The Histamine H4 Receptor Is Detected in Neonatal Human Leydig Cells, and in Prepubertal Leydig Cells Tumors. Possible Involvement in Neonatal Leydig Cells Pool Preservation

Presentation Number: THR-119
Date of Presentation: March 5th, 2015

Paula Aliberti1, Carolina Mondillo2, Adriana Maria Belen Abiuso2, Omar Pedro Pignataro2, Marco A. Rivarola3, Alicia Belgorosky4 and Esperanza Beatriz Berensztein*5
1Garrahan Pediatric Hospital, Buenos Aires, Argentina, 2Institute of Biology and Experimental Medicine (IBYME-CONICET), Buenos Aires, Argentina, 3Hospital de Pediatria Garrahan, Argentina, 4Hospital de Pediatría Garrahan, Buenos Aires, Argentina, 5Endocrine Service, Garrahan Pediatric Hospital, Buenos Aires, Argentina


Histamine (HA) is an endogenous biogenic amine synthesized from L-histidine exclusively through the catalytic activity of histidine decarboxylase (HDC). HDC is expressed by testicular mast cells and germ cells (1). HA is now known to elicit a vast spectrum of physiological and pathological actions, including the pathogenesis of several tumors, through binding to four G protein-coupled receptors, designated as HRH1-4 (2). Accordingly, numerous studies have documented the ability of HA to modulate steroidogenesis through H1R and H2R in rodents Leydig cells, and their proliferation under pathological conditions [3]. In human testes of fertile and infertile patients, the expression of H1R, and H2R by germinal, interstitial, and peritubular cells was reported (4). The H4 receptor (H4R), the newest member of the family, is considered a promising drug target for allergy, inflammation, autoimmune disorders, and cancer [5]. Very recently, we reported for the first time that H4R is functionally expressed in murine Leydig cells, and that its selective activation can significantly inhibit gonadotropin-stimulated stereoidogenesis via a reduction in cAMP levels [6). However, there is no information available on HR4 expression in immature human testes.
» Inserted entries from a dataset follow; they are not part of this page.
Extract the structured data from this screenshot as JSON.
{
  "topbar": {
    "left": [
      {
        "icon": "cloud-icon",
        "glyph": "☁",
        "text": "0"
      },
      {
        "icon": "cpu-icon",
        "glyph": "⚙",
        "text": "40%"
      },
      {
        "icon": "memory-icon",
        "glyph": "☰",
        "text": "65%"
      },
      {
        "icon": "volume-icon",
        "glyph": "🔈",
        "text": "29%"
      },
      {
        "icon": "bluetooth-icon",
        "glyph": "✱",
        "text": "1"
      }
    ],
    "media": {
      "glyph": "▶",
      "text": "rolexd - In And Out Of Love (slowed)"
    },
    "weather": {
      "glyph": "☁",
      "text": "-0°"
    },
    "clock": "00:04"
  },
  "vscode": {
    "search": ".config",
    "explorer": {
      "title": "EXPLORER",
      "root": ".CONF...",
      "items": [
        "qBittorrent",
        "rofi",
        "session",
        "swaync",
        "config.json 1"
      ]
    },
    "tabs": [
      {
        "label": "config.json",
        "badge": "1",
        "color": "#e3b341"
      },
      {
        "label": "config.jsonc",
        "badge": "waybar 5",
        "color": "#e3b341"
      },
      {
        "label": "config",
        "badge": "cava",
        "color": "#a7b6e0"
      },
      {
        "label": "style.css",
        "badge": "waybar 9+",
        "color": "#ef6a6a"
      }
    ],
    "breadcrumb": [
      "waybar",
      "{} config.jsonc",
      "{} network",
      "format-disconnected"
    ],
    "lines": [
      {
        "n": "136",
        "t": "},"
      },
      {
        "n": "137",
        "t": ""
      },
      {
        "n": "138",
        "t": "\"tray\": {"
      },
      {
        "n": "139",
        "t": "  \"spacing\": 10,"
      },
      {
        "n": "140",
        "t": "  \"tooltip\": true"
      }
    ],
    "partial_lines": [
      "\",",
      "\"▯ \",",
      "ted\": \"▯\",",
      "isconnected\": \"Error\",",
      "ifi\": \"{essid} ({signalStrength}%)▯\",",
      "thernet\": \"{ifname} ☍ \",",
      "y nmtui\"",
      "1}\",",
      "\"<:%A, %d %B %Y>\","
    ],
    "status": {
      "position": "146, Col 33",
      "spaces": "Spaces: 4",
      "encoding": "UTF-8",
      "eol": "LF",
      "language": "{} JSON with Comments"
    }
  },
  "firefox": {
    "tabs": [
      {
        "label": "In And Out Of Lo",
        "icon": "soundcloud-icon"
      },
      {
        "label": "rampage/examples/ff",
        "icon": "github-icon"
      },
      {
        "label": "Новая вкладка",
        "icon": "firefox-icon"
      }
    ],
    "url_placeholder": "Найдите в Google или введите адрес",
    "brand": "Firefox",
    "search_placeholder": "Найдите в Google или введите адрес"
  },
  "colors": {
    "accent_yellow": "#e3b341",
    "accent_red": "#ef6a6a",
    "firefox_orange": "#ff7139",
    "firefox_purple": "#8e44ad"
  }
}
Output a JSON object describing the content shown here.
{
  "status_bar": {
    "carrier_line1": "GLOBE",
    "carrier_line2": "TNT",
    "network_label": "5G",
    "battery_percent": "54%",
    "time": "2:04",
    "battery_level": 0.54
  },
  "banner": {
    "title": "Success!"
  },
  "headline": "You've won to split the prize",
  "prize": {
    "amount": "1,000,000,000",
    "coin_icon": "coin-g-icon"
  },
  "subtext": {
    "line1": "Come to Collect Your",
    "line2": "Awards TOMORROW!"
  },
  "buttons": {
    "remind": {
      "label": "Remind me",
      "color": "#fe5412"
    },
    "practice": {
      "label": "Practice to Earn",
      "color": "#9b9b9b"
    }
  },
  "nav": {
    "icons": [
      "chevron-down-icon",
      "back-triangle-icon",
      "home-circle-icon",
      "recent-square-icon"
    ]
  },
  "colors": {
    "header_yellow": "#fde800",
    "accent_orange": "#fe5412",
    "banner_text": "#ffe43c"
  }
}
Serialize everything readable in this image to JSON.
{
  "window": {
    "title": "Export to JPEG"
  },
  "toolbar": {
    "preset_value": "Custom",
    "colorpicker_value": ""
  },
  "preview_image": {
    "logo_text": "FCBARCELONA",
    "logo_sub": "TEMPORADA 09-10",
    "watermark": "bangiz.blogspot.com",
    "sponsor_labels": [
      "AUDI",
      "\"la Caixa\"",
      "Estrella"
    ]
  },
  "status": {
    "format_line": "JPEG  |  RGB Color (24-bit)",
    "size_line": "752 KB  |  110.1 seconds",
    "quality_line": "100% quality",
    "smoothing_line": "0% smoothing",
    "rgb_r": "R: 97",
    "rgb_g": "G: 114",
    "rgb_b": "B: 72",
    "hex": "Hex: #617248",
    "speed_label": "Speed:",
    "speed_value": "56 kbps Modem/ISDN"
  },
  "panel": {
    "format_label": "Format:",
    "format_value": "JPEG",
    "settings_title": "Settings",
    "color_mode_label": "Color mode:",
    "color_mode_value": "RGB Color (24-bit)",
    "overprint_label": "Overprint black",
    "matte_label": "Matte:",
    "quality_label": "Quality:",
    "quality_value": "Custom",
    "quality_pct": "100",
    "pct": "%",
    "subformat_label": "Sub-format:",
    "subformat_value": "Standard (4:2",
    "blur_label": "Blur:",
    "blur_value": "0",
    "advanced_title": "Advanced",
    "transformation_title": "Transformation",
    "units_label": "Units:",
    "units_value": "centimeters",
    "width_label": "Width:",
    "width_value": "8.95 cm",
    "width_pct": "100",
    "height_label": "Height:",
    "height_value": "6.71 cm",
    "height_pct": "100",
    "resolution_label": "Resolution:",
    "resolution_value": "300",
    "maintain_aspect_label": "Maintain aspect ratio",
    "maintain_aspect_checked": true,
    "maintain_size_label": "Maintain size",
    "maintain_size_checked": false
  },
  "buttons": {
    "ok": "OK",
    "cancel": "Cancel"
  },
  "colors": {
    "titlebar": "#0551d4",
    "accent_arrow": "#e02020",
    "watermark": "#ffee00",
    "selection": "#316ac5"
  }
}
Aim of the study: 1) to evaluate the developmental immunoexpression of H4R in normal immature human testis from neonatal period to late prepuberty, and 2) to compare the H4R immunoexpression pattern in normal immature testis vs Leydig cell tumors.

Material and Methods: Human normal testes (n=10) were collected at the time of necropsy from subjects without endocrine or metabolic diseases. For the analysis of results, samples were divided according to age: neonatal (< 1 month old, n=3), infant (postnatal activation, 1 to 7 months old, n=4), and prepubertal (stage of development devoid of morphologically identified LC), (1 to 12 years old, n=3). Leydig cell tumors were collected from two patients at time of surgery: 3.92- and 6.0-years old. Santa Cruz (sc-33967) specific anti-H4R antibody was used for immunohistochemistry.

Results: We detected positive H4R expression in cells exhibiting the characteristic histological appearance of Leydig cells (LC) in all normal newborns and in only the youngest of the four infants (age: 2 months). Positive H4R in some interstitial cells was also found. No H4R was detected in prepubertal testes. In contrast, LC tumors showed high H4R staining not only in tumor LC but also in inflammatory- or fibroblastic-like cells.

Conclusions: Since H4R was only detected in all neonatal and only in 1 infant human LC it could be proposed that HR4 pathway activation might be involved in the preservation of LC pool. This mechanism might also be involved in the in LC tumor development.


Nothing to Disclose: PA, CM, AMBA, OPP, MAR, AB, EBB